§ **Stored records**
*** Block opens ***
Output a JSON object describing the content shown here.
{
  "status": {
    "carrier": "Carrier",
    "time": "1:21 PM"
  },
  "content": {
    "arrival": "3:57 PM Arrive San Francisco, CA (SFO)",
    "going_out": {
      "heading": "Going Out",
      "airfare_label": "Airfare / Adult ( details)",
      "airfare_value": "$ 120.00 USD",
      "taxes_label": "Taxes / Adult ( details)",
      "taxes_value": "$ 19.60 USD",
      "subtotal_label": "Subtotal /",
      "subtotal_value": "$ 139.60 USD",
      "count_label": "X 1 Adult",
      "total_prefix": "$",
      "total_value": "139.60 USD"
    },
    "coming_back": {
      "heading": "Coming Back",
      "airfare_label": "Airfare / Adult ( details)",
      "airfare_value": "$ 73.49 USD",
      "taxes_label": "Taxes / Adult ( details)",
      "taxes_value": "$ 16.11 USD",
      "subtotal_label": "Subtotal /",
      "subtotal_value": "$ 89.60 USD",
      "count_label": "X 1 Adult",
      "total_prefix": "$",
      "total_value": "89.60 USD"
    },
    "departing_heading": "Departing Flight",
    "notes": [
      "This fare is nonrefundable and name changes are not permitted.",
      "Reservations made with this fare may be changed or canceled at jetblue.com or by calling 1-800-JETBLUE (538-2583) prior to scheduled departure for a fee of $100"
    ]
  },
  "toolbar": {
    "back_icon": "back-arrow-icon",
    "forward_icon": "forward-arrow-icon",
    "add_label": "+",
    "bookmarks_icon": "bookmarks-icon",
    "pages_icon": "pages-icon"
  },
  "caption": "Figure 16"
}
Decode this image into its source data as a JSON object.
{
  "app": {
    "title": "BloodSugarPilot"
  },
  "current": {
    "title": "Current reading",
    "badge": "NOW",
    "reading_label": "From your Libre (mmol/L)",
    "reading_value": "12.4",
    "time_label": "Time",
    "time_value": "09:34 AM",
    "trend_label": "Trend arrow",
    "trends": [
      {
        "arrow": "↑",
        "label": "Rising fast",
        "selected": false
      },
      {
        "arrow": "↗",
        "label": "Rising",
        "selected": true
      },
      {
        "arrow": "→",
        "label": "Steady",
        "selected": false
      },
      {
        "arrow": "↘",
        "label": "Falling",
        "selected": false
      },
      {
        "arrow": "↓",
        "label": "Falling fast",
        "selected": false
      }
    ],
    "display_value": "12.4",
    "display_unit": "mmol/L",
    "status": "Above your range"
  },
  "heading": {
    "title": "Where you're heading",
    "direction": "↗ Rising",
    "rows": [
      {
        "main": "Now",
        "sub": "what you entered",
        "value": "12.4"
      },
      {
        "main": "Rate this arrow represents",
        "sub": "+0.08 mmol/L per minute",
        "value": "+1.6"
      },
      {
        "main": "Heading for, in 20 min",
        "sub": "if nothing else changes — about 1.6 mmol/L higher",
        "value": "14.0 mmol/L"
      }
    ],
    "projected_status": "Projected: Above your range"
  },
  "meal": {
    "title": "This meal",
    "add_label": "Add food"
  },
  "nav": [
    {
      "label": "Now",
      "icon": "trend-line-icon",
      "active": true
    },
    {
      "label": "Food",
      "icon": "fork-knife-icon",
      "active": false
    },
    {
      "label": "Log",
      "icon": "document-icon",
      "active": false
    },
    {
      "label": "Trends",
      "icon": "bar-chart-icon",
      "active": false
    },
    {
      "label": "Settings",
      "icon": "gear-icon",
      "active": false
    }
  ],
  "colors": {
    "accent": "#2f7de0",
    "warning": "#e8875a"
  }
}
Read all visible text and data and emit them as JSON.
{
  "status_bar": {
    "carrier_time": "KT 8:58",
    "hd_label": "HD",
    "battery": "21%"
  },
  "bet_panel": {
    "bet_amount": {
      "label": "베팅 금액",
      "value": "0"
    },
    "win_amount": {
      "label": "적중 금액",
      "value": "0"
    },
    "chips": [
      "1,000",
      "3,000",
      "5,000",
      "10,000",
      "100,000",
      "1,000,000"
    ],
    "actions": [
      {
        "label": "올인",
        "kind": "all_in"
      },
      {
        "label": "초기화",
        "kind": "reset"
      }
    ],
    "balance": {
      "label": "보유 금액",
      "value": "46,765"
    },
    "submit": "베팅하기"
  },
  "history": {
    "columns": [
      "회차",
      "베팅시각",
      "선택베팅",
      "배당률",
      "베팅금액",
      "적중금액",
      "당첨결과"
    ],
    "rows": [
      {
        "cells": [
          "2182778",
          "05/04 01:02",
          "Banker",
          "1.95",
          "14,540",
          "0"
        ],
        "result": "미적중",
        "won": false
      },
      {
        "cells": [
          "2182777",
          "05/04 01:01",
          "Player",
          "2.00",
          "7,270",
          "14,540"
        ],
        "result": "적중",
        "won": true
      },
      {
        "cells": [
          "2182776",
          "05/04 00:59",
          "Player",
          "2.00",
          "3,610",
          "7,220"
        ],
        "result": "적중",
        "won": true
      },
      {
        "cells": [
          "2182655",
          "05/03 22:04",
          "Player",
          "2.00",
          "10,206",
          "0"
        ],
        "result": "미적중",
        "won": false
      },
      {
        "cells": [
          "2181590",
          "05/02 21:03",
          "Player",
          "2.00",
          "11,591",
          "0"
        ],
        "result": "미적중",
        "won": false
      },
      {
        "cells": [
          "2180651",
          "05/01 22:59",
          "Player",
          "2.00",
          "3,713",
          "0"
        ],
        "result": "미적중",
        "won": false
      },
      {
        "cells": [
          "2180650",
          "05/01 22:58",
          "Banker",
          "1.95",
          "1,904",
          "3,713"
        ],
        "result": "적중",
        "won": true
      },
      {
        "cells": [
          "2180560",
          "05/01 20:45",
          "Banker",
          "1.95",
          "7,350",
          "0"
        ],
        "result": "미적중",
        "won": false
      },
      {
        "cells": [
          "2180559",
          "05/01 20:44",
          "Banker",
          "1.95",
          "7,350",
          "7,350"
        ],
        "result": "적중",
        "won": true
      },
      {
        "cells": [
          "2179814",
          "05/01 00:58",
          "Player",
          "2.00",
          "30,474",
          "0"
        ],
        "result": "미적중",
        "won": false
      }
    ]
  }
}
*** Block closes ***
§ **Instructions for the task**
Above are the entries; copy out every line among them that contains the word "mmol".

§ **Task output**
    "reading_label": "From your Libre (mmol/L)",
    "display_unit": "mmol/L",
        "sub": "+0.08 mmol/L per minute",
        "sub": "if nothing else changes — about 1.6 mmol/L higher",
        "value": "14.0 mmol/L"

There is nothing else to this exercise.